So it has come to this. Despite a mountain of scientific evidence emphasising the catastrophic implications of human-induced climate change, governments seem unable to take any significant steps to break humanity’s addiction to fossil fuels. As Chris Hayes recently noted, having been confronted with the fact of our addiction we now are in the full throws of denial; ‘it’s not that bad’, ‘we need fossil fuels to prosper and grow’, ‘one more fossil fuel development won’t matter’, ‘how bad can it be?’ etc. For governments and politicians long inculcated in the interests of the market and short-term corporate profit, the maintenance of a habitable atmosphere now appears something we are willing to forgo.
Guest post by Professor Dirk Matten
Nearly a decade ago, The Economist ran a special report on corporate social responsibility (CSR) which opened with the line: ‘CSR has won the battle of ideas’. What was true back then in 2005 is certainly a truism today.
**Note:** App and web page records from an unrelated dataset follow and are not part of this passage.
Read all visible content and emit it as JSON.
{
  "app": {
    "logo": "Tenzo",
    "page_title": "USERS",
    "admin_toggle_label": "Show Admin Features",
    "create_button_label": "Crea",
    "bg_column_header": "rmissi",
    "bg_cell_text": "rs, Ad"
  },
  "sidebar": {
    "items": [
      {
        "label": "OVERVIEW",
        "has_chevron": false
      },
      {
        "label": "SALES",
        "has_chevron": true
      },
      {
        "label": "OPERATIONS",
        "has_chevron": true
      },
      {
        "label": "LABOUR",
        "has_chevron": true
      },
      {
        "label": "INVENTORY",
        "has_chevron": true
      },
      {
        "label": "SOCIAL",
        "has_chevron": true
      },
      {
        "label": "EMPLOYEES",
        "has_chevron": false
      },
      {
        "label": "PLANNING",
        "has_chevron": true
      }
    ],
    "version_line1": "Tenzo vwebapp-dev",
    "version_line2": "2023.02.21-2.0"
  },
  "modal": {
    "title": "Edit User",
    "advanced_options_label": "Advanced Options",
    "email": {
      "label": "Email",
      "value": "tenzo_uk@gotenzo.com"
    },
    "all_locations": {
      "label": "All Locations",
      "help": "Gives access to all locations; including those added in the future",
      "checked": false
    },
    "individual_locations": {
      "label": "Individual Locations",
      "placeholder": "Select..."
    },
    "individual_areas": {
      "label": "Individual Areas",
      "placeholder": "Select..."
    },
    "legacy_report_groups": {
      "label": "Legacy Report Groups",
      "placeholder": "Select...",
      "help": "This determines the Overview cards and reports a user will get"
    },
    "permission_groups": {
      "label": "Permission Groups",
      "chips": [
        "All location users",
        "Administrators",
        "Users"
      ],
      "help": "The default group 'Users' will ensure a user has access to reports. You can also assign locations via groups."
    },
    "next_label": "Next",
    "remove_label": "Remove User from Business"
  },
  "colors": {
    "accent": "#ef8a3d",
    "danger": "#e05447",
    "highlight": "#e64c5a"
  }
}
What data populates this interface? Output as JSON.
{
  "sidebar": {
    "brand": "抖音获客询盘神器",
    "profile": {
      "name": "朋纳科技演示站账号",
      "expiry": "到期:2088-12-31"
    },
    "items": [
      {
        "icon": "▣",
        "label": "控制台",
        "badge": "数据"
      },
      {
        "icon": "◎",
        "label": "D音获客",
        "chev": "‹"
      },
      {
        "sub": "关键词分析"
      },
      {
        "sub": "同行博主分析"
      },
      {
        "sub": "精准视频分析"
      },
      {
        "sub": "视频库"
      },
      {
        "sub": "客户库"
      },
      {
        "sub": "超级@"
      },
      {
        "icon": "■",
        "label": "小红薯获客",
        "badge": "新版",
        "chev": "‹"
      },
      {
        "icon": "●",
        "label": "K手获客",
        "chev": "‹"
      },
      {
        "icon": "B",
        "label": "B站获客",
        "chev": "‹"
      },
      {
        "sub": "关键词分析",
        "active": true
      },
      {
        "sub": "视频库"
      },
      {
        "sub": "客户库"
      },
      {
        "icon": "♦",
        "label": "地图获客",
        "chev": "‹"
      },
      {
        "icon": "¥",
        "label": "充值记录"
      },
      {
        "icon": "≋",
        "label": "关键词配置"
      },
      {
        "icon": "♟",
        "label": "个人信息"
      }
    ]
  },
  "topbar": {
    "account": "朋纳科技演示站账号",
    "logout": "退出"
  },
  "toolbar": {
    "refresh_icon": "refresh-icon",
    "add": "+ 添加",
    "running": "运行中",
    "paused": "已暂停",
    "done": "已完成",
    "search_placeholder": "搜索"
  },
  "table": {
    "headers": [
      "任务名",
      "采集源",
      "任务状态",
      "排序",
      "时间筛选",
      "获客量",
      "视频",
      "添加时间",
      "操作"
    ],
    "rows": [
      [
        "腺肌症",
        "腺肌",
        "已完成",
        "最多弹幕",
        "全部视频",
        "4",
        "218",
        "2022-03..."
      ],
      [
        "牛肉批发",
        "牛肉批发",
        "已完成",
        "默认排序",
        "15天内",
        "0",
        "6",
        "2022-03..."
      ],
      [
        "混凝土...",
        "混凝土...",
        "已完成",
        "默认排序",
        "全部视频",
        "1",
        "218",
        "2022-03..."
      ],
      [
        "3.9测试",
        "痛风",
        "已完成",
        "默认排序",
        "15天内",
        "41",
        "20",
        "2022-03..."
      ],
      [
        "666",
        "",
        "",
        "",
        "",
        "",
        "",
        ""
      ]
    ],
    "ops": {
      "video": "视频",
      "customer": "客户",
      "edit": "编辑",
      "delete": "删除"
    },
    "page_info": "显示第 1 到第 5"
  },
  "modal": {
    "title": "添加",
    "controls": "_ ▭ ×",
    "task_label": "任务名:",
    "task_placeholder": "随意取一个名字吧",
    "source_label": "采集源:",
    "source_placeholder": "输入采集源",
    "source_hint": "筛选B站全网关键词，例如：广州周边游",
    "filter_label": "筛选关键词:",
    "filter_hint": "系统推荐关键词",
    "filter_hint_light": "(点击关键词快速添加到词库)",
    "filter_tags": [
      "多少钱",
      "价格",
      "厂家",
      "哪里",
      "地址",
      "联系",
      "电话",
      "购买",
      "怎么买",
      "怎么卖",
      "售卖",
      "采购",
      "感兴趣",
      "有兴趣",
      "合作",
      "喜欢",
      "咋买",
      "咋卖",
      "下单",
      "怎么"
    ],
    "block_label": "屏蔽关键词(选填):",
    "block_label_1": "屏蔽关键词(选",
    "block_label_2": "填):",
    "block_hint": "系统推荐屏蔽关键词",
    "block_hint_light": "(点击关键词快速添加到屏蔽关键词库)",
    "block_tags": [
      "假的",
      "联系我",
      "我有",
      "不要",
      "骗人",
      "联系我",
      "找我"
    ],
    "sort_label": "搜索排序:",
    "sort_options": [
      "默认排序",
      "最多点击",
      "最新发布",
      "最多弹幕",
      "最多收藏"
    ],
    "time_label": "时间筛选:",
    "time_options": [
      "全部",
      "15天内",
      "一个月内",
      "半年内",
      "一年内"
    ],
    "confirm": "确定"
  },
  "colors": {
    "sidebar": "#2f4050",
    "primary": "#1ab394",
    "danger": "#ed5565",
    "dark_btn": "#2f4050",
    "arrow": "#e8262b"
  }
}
Hardly any major company does not tell you on their website, their reports or other communications what they are doing with regard to CSR (or whichever other label they choose for this).